Extracted data entries:

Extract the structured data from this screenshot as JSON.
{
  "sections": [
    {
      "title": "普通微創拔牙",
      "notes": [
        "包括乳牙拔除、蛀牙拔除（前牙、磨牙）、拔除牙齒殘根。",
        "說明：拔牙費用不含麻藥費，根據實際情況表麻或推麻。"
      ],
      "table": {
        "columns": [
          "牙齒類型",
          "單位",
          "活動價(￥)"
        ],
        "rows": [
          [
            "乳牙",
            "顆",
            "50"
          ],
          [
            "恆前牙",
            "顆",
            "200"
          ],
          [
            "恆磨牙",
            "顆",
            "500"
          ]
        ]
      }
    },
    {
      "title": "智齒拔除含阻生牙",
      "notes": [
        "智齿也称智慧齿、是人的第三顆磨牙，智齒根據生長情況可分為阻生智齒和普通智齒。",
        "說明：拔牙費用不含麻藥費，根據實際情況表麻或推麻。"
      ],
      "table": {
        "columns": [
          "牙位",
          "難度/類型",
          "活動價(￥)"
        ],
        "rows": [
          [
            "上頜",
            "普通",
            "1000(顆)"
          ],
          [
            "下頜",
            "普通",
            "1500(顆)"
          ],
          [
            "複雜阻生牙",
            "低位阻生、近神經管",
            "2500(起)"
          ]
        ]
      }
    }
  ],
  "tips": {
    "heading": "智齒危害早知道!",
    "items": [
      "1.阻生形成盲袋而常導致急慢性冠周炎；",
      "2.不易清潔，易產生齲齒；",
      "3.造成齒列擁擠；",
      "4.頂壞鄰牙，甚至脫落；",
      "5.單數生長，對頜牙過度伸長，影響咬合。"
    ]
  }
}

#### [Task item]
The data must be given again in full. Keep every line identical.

#### [Result]
Extract the structured data from this screenshot as JSON.
{
  "sections": [
    {
      "title": "普通微創拔牙",
      "notes": [
        "包括乳牙拔除、蛀牙拔除（前牙、磨牙）、拔除牙齒殘根。",
        "說明：拔牙費用不含麻藥費，根據實際情況表麻或推麻。"
      ],
      "table": {
        "columns": [
          "牙齒類型",
          "單位",
          "活動價(￥)"
        ],
        "rows": [
          [
            "乳牙",
            "顆",
            "50"
          ],
          [
            "恆前牙",
            "顆",
            "200"
          ],
          [
            "恆磨牙",
            "顆",
            "500"
          ]
        ]
      }
    },
    {
      "title": "智齒拔除含阻生牙",
      "notes": [
        "智齿也称智慧齿、是人的第三顆磨牙，智齒根據生長情況可分為阻生智齒和普通智齒。",
        "說明：拔牙費用不含麻藥費，根據實際情況表麻或推麻。"
      ],
      "table": {
        "columns": [
          "牙位",
          "難度/類型",
          "活動價(￥)"
        ],
        "rows": [
          [
            "上頜",
            "普通",
            "1000(顆)"
          ],
          [
            "下頜",
            "普通",
            "1500(顆)"
          ],
          [
            "複雜阻生牙",
            "低位阻生、近神經管",
            "2500(起)"
          ]
        ]
      }
    }
  ],
  "tips": {
    "heading": "智齒危害早知道!",
    "items": [
      "1.阻生形成盲袋而常導致急慢性冠周炎；",
      "2.不易清潔，易產生齲齒；",
      "3.造成齒列擁擠；",
      "4.頂壞鄰牙，甚至脫落；",
      "5.單數生長，對頜牙過度伸長，影響咬合。"
    ]
  }
}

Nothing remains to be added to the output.